== Material provided ==
***

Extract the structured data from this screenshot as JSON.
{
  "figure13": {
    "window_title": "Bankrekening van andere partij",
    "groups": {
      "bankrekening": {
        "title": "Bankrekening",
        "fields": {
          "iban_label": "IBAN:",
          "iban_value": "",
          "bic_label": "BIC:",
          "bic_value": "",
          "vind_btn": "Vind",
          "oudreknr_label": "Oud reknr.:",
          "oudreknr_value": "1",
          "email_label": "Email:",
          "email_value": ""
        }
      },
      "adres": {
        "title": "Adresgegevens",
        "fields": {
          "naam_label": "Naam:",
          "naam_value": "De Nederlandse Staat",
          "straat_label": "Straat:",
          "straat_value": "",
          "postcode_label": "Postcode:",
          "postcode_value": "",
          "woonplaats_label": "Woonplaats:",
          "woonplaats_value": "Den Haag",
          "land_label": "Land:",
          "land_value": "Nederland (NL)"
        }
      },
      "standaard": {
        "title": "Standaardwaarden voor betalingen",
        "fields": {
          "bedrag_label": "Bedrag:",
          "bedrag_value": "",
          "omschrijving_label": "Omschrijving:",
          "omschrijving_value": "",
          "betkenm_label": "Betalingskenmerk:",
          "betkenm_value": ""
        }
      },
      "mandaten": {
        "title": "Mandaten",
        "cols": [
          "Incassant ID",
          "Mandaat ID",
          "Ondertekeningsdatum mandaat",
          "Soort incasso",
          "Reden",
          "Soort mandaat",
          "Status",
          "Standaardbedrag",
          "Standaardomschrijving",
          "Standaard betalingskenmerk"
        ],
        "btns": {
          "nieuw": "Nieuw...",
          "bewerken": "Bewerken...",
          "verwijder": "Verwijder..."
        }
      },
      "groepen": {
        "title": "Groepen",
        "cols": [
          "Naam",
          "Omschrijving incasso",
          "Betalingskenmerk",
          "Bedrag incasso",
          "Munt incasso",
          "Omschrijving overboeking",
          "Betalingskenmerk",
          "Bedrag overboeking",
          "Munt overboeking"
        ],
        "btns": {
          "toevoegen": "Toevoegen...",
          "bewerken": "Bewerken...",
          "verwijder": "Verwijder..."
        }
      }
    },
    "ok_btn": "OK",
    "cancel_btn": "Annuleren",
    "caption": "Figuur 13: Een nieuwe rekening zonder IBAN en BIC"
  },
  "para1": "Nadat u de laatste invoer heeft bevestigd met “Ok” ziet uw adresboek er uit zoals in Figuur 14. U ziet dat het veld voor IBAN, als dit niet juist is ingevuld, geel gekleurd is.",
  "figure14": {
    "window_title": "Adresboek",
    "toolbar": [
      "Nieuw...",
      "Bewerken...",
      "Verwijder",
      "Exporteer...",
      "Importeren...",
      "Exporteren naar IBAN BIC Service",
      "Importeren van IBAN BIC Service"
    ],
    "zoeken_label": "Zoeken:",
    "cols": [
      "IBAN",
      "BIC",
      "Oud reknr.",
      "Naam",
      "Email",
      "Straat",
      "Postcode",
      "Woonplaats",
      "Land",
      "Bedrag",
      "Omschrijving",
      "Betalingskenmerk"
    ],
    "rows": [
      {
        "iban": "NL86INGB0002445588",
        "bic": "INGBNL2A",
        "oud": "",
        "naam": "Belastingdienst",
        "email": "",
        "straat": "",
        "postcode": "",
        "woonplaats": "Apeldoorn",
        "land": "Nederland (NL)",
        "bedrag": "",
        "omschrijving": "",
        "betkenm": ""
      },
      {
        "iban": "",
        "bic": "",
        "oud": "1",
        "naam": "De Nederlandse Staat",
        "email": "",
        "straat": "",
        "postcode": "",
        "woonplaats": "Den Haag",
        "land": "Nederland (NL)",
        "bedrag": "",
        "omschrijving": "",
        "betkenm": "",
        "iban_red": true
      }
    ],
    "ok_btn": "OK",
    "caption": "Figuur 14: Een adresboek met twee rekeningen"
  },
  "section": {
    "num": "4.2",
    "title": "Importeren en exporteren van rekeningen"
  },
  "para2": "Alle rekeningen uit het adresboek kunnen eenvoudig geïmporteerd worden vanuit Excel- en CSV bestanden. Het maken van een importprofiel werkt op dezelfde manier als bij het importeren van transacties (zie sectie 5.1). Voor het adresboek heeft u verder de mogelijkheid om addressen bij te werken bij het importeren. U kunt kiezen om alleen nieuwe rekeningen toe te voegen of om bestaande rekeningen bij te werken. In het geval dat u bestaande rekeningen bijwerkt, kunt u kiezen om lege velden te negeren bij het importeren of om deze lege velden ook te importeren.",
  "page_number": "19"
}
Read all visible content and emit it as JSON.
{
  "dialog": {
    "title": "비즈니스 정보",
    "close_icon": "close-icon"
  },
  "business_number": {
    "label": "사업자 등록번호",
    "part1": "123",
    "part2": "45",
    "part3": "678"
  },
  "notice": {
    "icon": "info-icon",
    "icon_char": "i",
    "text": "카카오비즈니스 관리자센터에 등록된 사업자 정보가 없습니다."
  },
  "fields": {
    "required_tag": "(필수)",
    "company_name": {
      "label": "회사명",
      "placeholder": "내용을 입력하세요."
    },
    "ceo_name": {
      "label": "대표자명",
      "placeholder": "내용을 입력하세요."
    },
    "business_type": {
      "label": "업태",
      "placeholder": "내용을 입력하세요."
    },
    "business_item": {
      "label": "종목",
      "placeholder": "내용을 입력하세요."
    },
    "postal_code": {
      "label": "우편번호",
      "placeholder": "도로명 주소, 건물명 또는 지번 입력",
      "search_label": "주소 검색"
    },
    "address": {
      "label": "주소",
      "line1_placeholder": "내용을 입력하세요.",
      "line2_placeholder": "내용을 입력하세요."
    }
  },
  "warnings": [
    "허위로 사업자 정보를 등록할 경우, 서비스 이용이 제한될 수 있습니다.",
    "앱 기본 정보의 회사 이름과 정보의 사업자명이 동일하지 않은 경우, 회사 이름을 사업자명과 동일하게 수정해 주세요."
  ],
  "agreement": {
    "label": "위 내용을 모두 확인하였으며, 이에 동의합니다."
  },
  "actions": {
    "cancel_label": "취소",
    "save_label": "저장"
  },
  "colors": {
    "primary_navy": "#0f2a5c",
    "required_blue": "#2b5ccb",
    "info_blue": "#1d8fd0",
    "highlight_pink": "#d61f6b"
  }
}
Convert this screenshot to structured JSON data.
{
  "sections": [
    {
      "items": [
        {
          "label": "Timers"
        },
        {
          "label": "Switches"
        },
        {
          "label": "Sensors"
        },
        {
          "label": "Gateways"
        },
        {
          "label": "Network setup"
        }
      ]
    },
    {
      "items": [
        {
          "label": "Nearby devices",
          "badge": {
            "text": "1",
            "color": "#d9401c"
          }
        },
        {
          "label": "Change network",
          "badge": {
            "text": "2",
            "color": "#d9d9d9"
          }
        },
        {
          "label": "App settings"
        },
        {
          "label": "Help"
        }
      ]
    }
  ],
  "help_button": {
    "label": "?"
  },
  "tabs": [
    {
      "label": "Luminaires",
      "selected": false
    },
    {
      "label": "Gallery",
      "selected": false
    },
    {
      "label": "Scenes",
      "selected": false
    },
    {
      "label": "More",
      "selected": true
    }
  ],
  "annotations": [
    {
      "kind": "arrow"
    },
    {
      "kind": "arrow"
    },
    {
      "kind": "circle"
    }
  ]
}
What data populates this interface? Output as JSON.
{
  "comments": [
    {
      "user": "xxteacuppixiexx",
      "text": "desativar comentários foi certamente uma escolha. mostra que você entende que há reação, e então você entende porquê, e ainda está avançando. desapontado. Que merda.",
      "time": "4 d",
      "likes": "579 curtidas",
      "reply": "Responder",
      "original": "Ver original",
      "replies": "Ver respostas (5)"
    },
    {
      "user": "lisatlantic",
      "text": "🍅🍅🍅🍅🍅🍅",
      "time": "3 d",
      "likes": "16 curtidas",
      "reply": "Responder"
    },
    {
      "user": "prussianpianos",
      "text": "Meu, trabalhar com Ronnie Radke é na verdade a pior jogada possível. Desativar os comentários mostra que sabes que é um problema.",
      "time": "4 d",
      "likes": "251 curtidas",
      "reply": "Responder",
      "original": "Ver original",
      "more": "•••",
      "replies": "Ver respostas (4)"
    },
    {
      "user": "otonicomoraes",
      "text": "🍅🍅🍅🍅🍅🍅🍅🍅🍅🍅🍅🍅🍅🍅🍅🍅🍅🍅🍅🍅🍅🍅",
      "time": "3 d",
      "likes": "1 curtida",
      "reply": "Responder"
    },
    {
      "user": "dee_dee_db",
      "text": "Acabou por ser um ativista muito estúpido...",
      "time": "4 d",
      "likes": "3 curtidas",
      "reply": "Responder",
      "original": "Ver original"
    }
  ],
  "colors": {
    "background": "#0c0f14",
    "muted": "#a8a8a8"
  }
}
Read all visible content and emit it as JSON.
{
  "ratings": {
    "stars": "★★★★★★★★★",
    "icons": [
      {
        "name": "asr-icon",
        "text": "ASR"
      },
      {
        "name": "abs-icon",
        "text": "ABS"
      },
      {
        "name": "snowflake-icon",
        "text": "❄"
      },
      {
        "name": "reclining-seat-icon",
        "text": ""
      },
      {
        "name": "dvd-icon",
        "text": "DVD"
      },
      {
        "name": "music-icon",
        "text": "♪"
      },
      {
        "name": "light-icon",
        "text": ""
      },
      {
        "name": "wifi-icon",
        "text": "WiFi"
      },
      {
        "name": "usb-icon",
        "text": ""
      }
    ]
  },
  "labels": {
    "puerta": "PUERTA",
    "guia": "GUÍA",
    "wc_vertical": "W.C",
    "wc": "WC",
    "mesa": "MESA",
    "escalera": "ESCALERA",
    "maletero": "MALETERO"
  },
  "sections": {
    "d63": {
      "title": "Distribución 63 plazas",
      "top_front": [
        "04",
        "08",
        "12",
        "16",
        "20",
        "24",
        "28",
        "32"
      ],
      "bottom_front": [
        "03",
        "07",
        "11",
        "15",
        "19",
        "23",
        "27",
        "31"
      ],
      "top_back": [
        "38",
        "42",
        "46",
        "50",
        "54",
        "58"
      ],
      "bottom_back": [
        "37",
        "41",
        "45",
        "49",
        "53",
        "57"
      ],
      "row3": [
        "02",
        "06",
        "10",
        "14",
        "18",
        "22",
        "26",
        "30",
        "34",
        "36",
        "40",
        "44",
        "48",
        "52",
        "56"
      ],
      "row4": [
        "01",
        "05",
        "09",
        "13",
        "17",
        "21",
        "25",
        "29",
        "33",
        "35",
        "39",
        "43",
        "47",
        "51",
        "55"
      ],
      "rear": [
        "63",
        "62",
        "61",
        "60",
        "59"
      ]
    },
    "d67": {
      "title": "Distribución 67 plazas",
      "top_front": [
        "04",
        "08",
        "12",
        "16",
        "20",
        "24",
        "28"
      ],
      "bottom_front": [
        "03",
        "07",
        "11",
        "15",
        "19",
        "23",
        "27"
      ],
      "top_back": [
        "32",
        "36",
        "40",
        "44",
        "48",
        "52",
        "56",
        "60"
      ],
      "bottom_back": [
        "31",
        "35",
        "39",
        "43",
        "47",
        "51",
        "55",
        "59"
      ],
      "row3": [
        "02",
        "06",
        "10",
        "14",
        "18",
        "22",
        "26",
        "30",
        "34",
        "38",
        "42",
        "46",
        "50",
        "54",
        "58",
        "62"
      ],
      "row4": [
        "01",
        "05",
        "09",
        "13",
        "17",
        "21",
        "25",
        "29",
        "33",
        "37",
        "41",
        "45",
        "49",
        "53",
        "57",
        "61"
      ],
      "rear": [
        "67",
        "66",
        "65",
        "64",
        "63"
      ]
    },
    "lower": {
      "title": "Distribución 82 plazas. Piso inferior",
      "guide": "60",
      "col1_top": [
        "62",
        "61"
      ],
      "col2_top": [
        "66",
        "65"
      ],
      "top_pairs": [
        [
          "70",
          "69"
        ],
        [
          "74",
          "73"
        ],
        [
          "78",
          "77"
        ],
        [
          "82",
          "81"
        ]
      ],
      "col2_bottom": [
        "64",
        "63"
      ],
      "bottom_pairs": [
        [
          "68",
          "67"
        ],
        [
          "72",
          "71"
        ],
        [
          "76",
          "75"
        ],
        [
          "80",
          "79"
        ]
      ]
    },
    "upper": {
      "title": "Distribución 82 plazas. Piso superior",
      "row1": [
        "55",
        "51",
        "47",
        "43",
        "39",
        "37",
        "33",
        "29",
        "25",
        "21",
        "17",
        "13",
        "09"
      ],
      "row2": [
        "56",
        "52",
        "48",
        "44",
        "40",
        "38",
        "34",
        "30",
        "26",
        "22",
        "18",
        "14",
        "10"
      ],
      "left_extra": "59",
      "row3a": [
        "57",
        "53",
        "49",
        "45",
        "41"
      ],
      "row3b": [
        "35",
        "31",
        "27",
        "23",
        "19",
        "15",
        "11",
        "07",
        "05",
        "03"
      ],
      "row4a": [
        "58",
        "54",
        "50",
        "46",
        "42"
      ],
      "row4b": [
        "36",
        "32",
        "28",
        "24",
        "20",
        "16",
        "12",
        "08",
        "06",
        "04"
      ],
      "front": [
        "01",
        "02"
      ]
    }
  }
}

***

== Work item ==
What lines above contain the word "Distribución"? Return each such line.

== Solution to this task ==
      "title": "Distribución 63 plazas",
      "title": "Distribución 67 plazas",
      "title": "Distribución 82 plazas. Piso inferior",
      "title": "Distribución 82 plazas. Piso superior",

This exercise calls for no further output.